Company Fails to Return Test Scores for 200,000 Nevada Students
For the second year in a row, Nevada is experiencing serious problems with the online standardized tests given to thousands of public school students.
The state is again threatening legal action against the company it paid millions of dollars to administer the tests and return the scores, according to the Reno Gazette-Journal.
Minnesota-based Data Recognition Corporation (DRC) hasn’t provided Nevada with the individual test scores for its 200,000 tested students, who completed their exams in spring 2016, and DRC won’t explain why.
“The Nevada Department of Education in good faith has reached out to DRC to maintain a good existing relationship, but DRC has stonewalled the Nevada Department of Education,” Nevada Deputy Attorney General Gregory Ott wrote in a letter to DRC this week.
In the letter, obtained by the Reno Gazette-Journal, Ott informs DRC of a breach in contract by failing to meet deadlines without explanation. Nevada is paying $51.5 million to DRC to test all students annually in third through eighth grade in English language arts and math, as required by federal law. Testing occurs each spring, according to the Gazette-Journal.
DRC replaced another testing company that Nevada dumped after last year’s testing fiasco. The previous company, Measured Progress, had different problems: Its computer servers kept crashing, preventing two-thirds of Nevada students from being tested in 2015.
Testing servers did not crash this year. All students were successfully tested, the Gazette-Journal said.
“We know the scores are there,” State Superintendent of Public Instruction Steve Canavero told the Gazette-Journal.
But DRC is having its own difficulties. DRC did not return calls for comment made by the Gazette-Journal, nor are they actively talking to state officials. In a statement provided to THE Journal on Aug. 24, Susan Engeleiter, CEO and president of DRC, said: "We respectfully disagree with the complaints in the letter and have sent a formal response to the department."
Ott said the state is “troubled by DRC’s utter failure to communicate why” test scores haven’t been returned to Nevada.
Canavero said he doesn’t want a protracted legal battle. He just wants Nevada’s families and public schools to receive the students’ individual test scores. It would be their first opportunity to see if students are meeting Nevada’s new Common Core academic standards.
DRC was supposed to provide the test scores by Aug. 1, before the start of the 2016-17 school year, according to the contract and the Gazette-Journal. The results would have been used to help place students in classrooms and identify the children’s needs.
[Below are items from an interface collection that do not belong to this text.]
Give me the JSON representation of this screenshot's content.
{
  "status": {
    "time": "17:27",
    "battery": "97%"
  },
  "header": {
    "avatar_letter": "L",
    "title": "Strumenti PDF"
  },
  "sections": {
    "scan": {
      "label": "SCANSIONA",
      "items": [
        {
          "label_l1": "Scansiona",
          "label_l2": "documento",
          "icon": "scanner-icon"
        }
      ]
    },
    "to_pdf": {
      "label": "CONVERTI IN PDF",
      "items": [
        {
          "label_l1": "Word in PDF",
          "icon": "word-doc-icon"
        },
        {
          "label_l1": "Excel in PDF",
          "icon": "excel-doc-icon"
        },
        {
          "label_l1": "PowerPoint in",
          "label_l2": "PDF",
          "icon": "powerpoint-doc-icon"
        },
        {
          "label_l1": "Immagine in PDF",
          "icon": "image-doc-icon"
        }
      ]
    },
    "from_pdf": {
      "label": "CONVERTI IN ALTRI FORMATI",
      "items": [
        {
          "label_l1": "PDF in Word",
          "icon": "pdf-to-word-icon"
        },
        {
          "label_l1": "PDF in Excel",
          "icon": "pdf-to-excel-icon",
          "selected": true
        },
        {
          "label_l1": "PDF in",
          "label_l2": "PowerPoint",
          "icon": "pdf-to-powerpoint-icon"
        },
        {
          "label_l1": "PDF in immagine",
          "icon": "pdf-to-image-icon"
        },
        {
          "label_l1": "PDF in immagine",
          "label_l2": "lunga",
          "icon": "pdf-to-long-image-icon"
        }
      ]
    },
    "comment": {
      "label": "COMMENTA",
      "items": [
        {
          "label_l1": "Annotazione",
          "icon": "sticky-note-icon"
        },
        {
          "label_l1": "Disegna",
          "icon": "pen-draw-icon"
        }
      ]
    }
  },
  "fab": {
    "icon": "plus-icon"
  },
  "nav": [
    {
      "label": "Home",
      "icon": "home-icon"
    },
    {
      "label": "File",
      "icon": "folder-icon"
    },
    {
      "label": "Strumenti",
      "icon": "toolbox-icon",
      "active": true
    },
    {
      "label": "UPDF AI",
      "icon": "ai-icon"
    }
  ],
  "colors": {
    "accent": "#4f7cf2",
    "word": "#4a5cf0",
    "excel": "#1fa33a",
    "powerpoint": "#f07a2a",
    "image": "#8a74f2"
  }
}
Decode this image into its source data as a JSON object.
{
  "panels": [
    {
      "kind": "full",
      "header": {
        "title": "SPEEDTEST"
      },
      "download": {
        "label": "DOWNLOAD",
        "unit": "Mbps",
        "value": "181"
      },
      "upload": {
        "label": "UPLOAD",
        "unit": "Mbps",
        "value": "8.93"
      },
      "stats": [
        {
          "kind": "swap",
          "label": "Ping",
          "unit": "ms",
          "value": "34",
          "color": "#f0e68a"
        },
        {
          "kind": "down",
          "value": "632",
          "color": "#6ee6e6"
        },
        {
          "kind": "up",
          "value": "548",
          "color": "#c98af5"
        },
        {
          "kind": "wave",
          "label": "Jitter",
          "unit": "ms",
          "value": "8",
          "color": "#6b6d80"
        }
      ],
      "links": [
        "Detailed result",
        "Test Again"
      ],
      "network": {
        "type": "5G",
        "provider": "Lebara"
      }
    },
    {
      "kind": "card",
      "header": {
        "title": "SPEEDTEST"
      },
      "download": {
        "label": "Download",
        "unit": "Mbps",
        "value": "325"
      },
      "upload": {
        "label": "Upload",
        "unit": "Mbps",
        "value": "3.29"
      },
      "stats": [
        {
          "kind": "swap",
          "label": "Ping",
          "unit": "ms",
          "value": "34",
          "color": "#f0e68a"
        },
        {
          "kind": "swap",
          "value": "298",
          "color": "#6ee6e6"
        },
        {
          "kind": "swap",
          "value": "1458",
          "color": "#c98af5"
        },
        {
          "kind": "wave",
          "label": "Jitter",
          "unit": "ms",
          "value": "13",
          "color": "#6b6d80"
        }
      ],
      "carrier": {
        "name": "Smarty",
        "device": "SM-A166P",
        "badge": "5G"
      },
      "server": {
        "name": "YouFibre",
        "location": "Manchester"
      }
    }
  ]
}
State officials estimated that families and schools probably won’t know the student scores until Nov. 1, the Gazette-Journal reported.
Richard Chang is associate editor of THE Journal. He can be reached at [email protected].